Reynolds’ work was displayed in several locations including as part of a retrospective shown simultaneously in Shoreditch, London: at Shoreditch Library, Peer Gallery whereWhen Words areForgotten - a tinted textured glass screen with metal frame meditates on the fragility and power of books as structures of knowledge and Bookartbookshop – London’s only bookshop specializing in artists’ books and small press publications. These locations link Reynolds’ work to her current concerns about the loss of library facilities in the UK due to local council funding cuts imposed by central government. As Reynolds notes, one sure way of undermining a community’s identity is to rid it of their books.
The contemporary loss of books and libraries is also a concern of artist Wafa Bilal. Born in Iraq and currently Associate Arts Professor at New York’s Tisch School of the Arts, Bilal’s artistic practice is informed by what he calls his “zone of comfort” in USA and his consciousness of the “zone of conflict” in Iraq. 168:01,Bilal’s artistic response to the destruction of Baghdad University Library, more specifically the loss of the entire Art Department’s books where Bilal himself studied, is a spectral monument to books lost and books yet to come. The title harks back to the length of time (7 days or 168 hours) it purportedly took for books to bleed out their ink in the river during the 13th century Mongol invasion with 01 representing a new beginning. His “participatory” installation begins as a long white bookcase filled with blank white books. Over the course of several exhibitions, viewers purchase the empty books, with monies received being used to purchase new educational books for the art department. These transactions have a post exhibition afterlife through online crowdfunding and an Amazon list as Bilal strives to both transform the installation and change the lives of students through a very contemporary mode of resistance through rebuilding.
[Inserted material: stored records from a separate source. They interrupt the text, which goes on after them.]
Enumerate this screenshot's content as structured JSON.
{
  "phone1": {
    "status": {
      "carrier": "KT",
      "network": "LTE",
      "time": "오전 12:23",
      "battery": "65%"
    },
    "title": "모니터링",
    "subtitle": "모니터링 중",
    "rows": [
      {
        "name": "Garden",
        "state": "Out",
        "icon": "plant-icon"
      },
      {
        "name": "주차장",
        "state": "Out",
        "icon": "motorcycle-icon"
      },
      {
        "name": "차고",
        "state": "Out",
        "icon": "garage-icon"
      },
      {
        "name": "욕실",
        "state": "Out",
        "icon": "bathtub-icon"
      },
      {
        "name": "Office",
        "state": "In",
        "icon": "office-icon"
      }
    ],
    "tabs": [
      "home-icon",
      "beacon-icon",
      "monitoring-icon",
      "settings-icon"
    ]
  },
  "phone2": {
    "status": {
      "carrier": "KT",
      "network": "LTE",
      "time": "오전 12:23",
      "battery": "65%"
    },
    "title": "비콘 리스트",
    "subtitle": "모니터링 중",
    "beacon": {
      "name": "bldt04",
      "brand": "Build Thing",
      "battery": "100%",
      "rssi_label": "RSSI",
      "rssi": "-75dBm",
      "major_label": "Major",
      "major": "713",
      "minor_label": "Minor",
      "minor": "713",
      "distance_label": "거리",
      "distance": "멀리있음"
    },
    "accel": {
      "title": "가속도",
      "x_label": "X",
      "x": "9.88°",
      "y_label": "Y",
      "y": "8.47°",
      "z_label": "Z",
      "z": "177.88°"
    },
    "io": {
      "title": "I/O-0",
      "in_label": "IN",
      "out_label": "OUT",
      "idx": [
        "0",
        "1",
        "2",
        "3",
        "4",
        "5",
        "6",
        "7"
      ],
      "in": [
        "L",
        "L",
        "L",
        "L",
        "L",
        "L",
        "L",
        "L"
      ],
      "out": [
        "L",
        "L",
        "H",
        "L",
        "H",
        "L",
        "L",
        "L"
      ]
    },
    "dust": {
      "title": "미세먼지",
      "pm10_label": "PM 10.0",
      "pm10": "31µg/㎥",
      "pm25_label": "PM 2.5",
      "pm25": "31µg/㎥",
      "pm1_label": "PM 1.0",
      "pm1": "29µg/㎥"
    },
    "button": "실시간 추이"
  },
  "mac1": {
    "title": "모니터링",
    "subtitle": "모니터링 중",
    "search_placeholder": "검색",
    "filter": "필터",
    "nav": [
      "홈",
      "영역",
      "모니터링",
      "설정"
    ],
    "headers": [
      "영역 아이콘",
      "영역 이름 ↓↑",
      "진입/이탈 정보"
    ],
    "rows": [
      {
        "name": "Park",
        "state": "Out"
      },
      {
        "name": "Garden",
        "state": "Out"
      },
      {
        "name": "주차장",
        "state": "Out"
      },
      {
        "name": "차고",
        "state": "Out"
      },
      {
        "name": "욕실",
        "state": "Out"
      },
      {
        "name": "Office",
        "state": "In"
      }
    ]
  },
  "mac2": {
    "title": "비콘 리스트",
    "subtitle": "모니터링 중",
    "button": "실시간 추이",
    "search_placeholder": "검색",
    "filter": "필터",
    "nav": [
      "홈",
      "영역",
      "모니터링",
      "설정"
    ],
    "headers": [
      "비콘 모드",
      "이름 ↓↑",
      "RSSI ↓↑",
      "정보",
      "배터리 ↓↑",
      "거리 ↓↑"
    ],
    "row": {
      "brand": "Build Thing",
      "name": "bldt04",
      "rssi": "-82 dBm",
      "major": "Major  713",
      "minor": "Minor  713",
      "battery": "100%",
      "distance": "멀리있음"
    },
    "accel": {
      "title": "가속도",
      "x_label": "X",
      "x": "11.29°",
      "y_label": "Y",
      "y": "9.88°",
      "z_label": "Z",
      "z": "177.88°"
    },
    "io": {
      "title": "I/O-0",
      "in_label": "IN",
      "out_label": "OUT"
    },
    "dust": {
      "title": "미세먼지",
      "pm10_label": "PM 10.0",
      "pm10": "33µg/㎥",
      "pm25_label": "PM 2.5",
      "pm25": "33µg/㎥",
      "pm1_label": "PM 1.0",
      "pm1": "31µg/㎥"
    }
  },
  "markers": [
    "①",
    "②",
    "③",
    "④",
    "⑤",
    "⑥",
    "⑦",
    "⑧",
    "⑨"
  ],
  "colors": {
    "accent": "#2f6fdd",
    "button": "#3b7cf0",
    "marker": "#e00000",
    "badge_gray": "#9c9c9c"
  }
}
And rebuilding of libraries and book collections has also begun again in earnest in Mosul. Following the liberation of Mosul by Iraqi government forces in 2017, tens of thousands of book donations began arriving from around the world including over 5000 from individual donations and impoverished university libraries in the West Bank, Palestine in a show of cultural solidarity.Close by Book Forum (Multaqi al-Kitab), a new literary café opened in January, Its walls are adorned by portraits of writers and poets of all stripes. As reported by Marta Bellingreri, it has quickly become a meeting place for students, writers, artists, intellectuals and young civil society activists organizing debates and workshops on peace-building and social reconciliation – books healing the wounds of war. Books may be a loaded gun but as Bradbury also suggests,” Maybe the books can get us half out of the cave. They just might stop us from making the same insane mistakes.”
Fahrenheit 451 is the temperature at which book-paper catches fire and burns.
In a further linking of time and event, the University Library contained The Institute of Cuneiform set up to facilitate continuing excavations and research into Ashurbanipal’s library
Minujin herself was so fearful of the regime that she threw out over 300 of her own books.
The books requested range from the practical to the philosophical, the historical to the scientific. See https:www.amazon.ca/gp/registry/wishlist/3PKR2LAW73FW6